The court makes legal decision making (formerly known as child custody) decisions based upon what is in the best interest of the child. Legal decision making can be sole or joint. Legal decision making is the legal right to make the major life decisions for the child, such as decisions pertaining to health, education, and welfare. Sole legal decision making means that the parent with sole legal decision making makes the decisions. Joint legal decision making means that the parents make these decisions together. Some judges will award joint legal decision making, but designate one parent as a final decision maker in the event that the parents cannot agree.
Arizona law requires the court to make the legal decision making decision based upon the child's best interest, taking into account all relevant factors, including the following factors:
1. The past, present and potential future relationship between the parent and the child.
2. The interaction and interrelationship of the child with the child's parent or parents, the child's siblings and any other person who may significantly affect the child's best interest.
3. The child's adjustment to home, school and community.
4. If the child is of suitable age and maturity, the wishes of the child as to legal decision-making and parenting time.
5. The mental and physical health of all individuals involved.
6. Which parent is more likely to allow the child frequent, meaningful and continuing contact with the other parent.
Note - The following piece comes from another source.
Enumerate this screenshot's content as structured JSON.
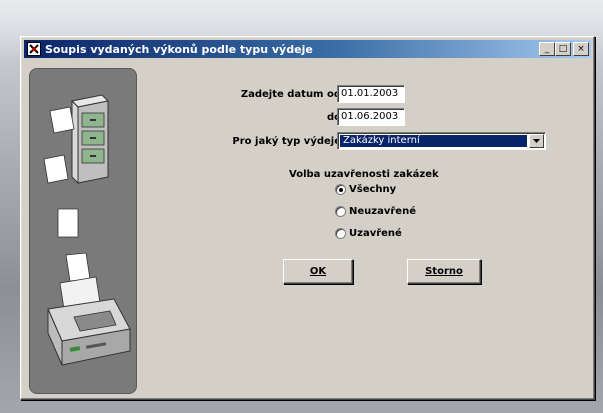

This paragraph does not apply if the court determines that a parent is acting in good faith to protect the child from witnessing an act of domestic violence or being a victim of domestic violence or child abuse.
7. Whether one parent intentionally misled the court to cause an unnecessary delay, to increase the cost of litigation or to persuade the court to give a legal decision-making or a parenting time preference to that parent.
8. Whether there has been domestic violence or child abuse pursuant to section 25-403.03.
9. The nature and extent of coercion or duress used by a parent in obtaining an agreement regarding legal decision-making or parenting time.
10. Whether a parent has complied with the requirement to take a parent information class.
11. Whether either parent was convicted of an act of false reporting of child abuse or neglect.
No preference is given based on a parent's sex. If legal decision making is contested, all other issues in the case are decided first. Joint legal decision making may be awarded if the parents provide a written agreement and the court finds it's in the best interest of the child.
The court looks at these factors in reviewing a proposed agreement:
- There should be no evidence of coercion or duress
- Parents' ability for ongoing commitment to their child
- The joint legal decision making agreement is logistically possible
A parent who is not granted legal decision making is entitled to visitation provided the child's well-being isn't at risk. The Parent Child Access Guidelines outline the minimum frequency and duration for visitation, barring cause for restrictions. The Guidelines are based on certain premises, including that both parents are fit and desire to have an ongoing relationship with the child and that it is usually in the child's best interest for each parent to have frequent, meaningful and continuing access to the child. In addition, grandparents and great-grandparents may be awarded visitation rights if it is in a child's best interests.
Once the judge signs the legal decision making order and files it with the court clerk, it is binding on both parents. Unless a child is facing serious endangerment, you must wait one year to seek a modification. You can seek modification of joint legal decision making orders at any time based on domestic violence. A six-month wait is required for modification of parenting time if the request is based on failure to comply with the order.